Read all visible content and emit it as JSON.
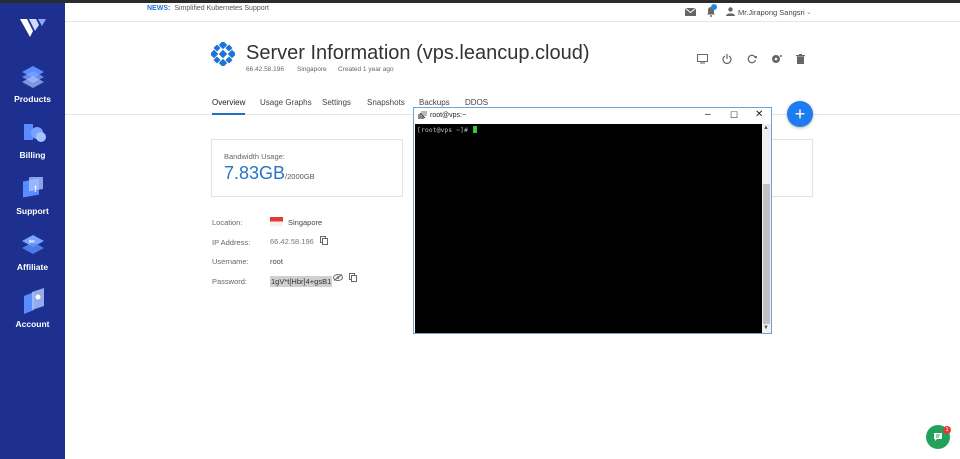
{
  "sidebar": {
    "items": [
      {
        "label": "Products",
        "icon": "stack-icon"
      },
      {
        "label": "Billing",
        "icon": "billing-icon"
      },
      {
        "label": "Support",
        "icon": "support-icon"
      },
      {
        "label": "Affiliate",
        "icon": "affiliate-icon"
      },
      {
        "label": "Account",
        "icon": "account-icon"
      }
    ]
  },
  "topbar": {
    "news_label": "NEWS:",
    "news_text": "Simplified Kubernetes Support",
    "user_name": "Mr.Jirapong Sangsri"
  },
  "header": {
    "title": "Server Information (vps.leancup.cloud)",
    "ip": "66.42.58.196",
    "region": "Singapore",
    "created": "Created 1 year ago"
  },
  "tabs": [
    "Overview",
    "Usage Graphs",
    "Settings",
    "Snapshots",
    "Backups",
    "DDOS"
  ],
  "bandwidth": {
    "label": "Bandwidth Usage:",
    "value": "7.83GB",
    "total": "/2000GB"
  },
  "details": {
    "location_label": "Location:",
    "location_value": "Singapore",
    "ip_label": "IP Address:",
    "ip_value": "66.42.58.196",
    "username_label": "Username:",
    "username_value": "root",
    "password_label": "Password:",
    "password_value": "1gV*t[Hbr]4+gsB1"
  },
  "terminal": {
    "title": "root@vps:~",
    "prompt": "[root@vps ~]# "
  },
  "fab_label": "+",
  "chat_badge": "1",
  "colors": {
    "sidebar": "#1d2f8f",
    "accent": "#1e7bf0",
    "chat": "#21a15a"
  }
}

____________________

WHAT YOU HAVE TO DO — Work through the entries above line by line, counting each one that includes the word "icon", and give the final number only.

COMPLETED TASK — 5